SponsorshipJuan Antonio Bravo-Aranda received funding from the Marie Sklodowska-Curie Action Cofund 2016 EU project – Athenea3i under grant agreement no. 754446. Josef Gasteiger has received funding from the European Research Council (ERC) under the European Union’s Horizon 2020 research and innovation programme (grant no. 640458, A-LIFE).

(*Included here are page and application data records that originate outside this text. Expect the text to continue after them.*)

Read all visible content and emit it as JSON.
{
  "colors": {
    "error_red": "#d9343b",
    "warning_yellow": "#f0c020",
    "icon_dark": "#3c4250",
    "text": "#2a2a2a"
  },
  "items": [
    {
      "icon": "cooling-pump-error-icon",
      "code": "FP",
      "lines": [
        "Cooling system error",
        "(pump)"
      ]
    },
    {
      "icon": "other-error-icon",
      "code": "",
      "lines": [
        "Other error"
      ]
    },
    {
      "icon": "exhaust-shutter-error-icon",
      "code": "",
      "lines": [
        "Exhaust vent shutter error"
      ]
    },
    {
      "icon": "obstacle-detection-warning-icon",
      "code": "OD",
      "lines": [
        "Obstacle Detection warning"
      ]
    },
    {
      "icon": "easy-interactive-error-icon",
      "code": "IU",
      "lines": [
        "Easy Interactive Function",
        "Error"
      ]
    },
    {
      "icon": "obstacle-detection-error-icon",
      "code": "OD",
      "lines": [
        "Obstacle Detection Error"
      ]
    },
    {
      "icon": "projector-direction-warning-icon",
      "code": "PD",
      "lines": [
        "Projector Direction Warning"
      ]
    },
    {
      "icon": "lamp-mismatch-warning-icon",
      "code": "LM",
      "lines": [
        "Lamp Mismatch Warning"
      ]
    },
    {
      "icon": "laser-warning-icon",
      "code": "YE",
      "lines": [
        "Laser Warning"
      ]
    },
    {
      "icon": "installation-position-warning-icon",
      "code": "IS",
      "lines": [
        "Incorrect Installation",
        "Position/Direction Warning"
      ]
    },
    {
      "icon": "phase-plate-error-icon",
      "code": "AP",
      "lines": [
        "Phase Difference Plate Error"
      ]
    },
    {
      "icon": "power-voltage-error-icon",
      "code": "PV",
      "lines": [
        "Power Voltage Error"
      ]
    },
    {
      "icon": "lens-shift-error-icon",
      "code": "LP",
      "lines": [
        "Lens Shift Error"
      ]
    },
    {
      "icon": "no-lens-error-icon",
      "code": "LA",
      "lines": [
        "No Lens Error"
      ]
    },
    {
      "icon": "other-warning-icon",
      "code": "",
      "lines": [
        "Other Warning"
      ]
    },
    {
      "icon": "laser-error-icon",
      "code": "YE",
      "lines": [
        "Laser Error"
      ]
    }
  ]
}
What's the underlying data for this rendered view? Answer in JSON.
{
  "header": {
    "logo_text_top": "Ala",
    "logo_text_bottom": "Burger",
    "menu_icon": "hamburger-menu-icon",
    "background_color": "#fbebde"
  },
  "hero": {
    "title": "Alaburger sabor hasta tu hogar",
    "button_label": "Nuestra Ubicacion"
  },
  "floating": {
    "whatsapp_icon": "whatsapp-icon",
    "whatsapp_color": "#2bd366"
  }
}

With the rapidly growing number of automated single-wavelength backscatter lidars (ceilometers), their potential benefit for aerosol remote sensing received considerable scientific attention. When studying the accuracy of retrieved particle backscatter coefficients, it must be considered that most of the ceilometers are influenced by water vapor absorption in the spectral range around 910 nm. In the literature methodologies have been proposed to correct for this effect; however, a validation was not yet performed. In the framework of the ceilometer intercomparison campaign CeiLinEx2015 in Lindenberg, Germany, hosted by the German Weather Service, it was possible to tackle this open issue. Ceilometers from Lufft (CHM15k and CHM15kx, operating at 1064 nm), from Vaisala (CL51 and CL31) and from Campbell Scientific (CS135), all operating at a wavelength of approximately 910 nm, were deployed together with a multiwavelength research lidar (RALPH) that served as a reference. In this paper the validation of the water vapor correction is performed by comparing ceilometer backscatter signals with measurements of the reference system extrapolated to the water vapor regime. One inherent problem of the validation is the spectral extrapolation of particle optical properties. For this purpose AERONET measurements and inversions of RALPH signals were used.